What is a Casino?


A casino is a building where people can gamble and play games of chance. Modern casinos are often combined with hotels, restaurants, shopping centers, and entertainment venues. Although a variety of games are available in most casinos, the majority of their revenue comes from gambling. Many states have banned or restricted casino gambling, but many allow it to operate within their borders. Some even regulate it to some extent.

Casinos are a big business. In addition to their gambling operations, they are known for their luxury hotel rooms and other amenities. Some offer live entertainment, such as musical shows and comedy acts. Some also feature spas, restaurants and other leisure facilities. Some are located on cruise ships or in resorts. Some are owned by large corporations, while others are run by local gangsters. In the modern era, however, the mob is less a factor in running casinos than it used to be. This is largely due to federal crackdowns on organized crime and the presence of wealthy casino owners such as Donald Trump and the Hilton hotel chain.

Most casino games are games of chance, though some have an element of skill. The house has a mathematical advantage over players, which is known as the “house edge.” The casino’s income comes from the gamblers’ bets. The casino earns money from these bets by taking a commission, or rake, on the bets made by each player. The casino also earns money from a small percentage of the total bets placed on some games, such as poker, in which players compete against each other rather than the house.

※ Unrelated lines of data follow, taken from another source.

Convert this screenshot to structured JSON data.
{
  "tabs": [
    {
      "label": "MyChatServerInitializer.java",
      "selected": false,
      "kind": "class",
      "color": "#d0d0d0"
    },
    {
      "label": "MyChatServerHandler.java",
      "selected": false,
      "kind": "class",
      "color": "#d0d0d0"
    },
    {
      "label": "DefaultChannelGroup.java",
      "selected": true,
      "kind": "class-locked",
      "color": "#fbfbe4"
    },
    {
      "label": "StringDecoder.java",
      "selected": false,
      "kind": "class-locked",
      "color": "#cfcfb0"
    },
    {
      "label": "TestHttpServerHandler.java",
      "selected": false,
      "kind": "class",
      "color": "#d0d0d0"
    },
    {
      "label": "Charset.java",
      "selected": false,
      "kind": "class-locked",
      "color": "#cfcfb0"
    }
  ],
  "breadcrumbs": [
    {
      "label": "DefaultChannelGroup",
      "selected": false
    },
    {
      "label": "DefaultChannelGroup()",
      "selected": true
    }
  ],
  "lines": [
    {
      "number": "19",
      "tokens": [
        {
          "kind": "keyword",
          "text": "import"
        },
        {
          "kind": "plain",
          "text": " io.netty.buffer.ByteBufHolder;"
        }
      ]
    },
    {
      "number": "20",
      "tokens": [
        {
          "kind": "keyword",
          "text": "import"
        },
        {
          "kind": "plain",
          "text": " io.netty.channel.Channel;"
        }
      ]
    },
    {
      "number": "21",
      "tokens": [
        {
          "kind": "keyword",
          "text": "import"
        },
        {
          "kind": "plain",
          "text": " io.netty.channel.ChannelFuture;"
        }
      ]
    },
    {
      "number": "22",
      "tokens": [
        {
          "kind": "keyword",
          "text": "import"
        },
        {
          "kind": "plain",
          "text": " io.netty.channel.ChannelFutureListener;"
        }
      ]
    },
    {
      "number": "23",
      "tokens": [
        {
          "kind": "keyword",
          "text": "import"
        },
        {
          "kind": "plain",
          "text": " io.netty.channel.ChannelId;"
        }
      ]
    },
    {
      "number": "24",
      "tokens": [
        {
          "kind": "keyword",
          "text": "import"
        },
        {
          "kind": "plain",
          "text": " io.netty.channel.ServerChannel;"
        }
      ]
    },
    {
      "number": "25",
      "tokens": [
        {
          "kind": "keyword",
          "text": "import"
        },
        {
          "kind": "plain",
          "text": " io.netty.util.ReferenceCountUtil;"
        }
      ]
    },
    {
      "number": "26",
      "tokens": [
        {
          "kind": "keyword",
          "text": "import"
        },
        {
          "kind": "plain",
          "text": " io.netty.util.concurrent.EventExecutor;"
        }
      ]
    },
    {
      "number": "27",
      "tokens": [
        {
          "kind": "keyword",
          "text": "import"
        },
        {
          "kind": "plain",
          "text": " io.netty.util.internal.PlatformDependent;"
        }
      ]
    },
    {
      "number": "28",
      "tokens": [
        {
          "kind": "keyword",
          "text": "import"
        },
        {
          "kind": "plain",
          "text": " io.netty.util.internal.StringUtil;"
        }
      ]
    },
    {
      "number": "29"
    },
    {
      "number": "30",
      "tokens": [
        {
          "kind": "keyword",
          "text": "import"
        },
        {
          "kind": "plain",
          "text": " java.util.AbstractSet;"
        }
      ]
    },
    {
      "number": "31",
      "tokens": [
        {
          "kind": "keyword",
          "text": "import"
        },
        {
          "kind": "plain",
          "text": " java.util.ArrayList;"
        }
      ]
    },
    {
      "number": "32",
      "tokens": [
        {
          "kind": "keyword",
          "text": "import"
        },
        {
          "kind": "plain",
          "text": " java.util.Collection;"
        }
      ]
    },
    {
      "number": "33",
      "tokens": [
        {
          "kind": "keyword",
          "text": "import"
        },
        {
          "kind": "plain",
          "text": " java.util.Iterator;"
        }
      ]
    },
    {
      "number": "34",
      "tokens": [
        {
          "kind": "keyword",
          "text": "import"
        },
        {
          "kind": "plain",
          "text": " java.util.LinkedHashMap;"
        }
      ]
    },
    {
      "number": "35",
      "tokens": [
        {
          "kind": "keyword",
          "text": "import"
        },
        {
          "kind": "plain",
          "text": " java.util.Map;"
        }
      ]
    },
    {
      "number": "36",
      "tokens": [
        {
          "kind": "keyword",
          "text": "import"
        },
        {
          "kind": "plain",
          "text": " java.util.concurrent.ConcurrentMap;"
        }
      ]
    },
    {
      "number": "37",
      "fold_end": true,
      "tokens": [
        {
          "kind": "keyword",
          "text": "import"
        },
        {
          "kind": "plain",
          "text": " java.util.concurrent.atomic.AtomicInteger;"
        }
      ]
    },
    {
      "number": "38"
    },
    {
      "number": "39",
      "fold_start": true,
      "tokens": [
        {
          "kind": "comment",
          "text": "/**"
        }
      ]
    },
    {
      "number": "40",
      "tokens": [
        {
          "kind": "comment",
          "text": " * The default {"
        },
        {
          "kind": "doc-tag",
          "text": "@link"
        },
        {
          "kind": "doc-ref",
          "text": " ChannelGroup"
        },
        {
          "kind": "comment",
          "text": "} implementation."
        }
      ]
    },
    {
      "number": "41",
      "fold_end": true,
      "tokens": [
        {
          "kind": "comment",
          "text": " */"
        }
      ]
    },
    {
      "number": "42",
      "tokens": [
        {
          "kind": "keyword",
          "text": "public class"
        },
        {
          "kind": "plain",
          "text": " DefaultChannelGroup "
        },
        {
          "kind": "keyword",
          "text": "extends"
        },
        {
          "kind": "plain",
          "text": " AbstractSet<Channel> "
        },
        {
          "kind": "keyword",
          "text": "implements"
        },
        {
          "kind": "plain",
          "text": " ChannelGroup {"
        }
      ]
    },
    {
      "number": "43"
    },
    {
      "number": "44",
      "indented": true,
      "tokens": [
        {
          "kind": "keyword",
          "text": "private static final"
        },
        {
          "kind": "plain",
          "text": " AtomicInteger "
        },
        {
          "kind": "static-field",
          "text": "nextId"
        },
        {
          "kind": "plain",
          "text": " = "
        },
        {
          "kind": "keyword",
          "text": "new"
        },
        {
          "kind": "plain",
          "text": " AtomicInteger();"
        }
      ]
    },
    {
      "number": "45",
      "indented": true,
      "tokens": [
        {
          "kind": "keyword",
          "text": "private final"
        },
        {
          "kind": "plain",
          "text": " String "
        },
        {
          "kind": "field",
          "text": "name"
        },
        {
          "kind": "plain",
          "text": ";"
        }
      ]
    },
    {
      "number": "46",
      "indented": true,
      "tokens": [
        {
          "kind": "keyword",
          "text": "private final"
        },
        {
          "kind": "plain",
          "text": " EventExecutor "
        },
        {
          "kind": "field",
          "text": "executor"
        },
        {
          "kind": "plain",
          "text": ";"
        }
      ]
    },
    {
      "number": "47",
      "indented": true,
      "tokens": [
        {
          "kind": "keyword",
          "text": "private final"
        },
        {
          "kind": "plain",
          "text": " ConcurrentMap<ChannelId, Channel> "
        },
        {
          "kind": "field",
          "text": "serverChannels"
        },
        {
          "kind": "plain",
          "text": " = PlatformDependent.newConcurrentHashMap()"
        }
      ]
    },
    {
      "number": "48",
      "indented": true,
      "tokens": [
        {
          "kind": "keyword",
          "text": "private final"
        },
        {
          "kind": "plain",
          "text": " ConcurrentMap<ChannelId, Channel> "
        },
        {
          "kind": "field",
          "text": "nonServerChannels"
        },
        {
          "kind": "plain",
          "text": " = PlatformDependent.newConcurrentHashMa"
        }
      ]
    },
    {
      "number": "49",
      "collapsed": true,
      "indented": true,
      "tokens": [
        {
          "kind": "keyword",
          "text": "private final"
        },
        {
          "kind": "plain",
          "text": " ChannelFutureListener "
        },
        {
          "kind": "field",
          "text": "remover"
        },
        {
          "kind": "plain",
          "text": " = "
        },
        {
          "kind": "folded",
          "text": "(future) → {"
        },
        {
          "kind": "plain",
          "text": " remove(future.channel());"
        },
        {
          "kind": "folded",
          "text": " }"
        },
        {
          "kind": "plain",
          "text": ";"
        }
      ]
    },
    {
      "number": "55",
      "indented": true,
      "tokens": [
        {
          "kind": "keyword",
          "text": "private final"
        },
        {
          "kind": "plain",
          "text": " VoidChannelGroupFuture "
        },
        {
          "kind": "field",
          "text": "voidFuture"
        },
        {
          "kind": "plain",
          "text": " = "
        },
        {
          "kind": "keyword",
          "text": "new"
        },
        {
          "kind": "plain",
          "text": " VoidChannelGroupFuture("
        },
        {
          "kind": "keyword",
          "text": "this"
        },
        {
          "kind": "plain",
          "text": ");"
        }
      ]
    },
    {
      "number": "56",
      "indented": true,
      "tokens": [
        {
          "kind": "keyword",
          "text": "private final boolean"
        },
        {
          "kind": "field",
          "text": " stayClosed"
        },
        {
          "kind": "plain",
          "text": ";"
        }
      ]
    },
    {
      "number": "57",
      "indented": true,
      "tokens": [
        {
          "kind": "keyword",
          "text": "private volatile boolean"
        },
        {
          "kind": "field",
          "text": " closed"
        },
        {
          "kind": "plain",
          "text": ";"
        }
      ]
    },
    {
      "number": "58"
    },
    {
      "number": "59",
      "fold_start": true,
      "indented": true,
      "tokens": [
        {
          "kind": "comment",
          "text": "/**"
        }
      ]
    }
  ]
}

Gambling probably dates back to the earliest human societies, with primitive protodice and carved knuckle bones found in archaeological sites. However, the modern casino as we know it did not develop until the 16th century when a gambling craze spread across Europe. It became popular for Italian aristocrats to hold private parties at their homes, called ridotti, where they would enjoy a wide range of gambling activities. Although technically illegal, these events were rarely disrupted by the authorities.

Today, casinos are a huge industry that generates billions of dollars in profit every year. They provide jobs for hundreds of thousands of people and are a major source of tourism. The industry has grown so rapidly that most of the world’s governments have legalized it to some degree.

Although some people may be tempted to cheat or steal, either in collusion with others or independently, most casinos have extensive security measures. These include cameras that cover the entire casino floor and can be adjusted to focus on suspicious patrons by staff in a control room. Some casinos have an eye-in-the-sky system that uses overhead cameras to monitor all areas of the casino. Many casinos also have electronic surveillance systems that track all transactions and can detect any changes in behavior. These systems are usually linked to the computers that control each slot machine, so that any anomalies can be viewed in real time.

By adminssk
No widgets found. Go to Widget page and add the widget in Offcanvas Sidebar Widget Area.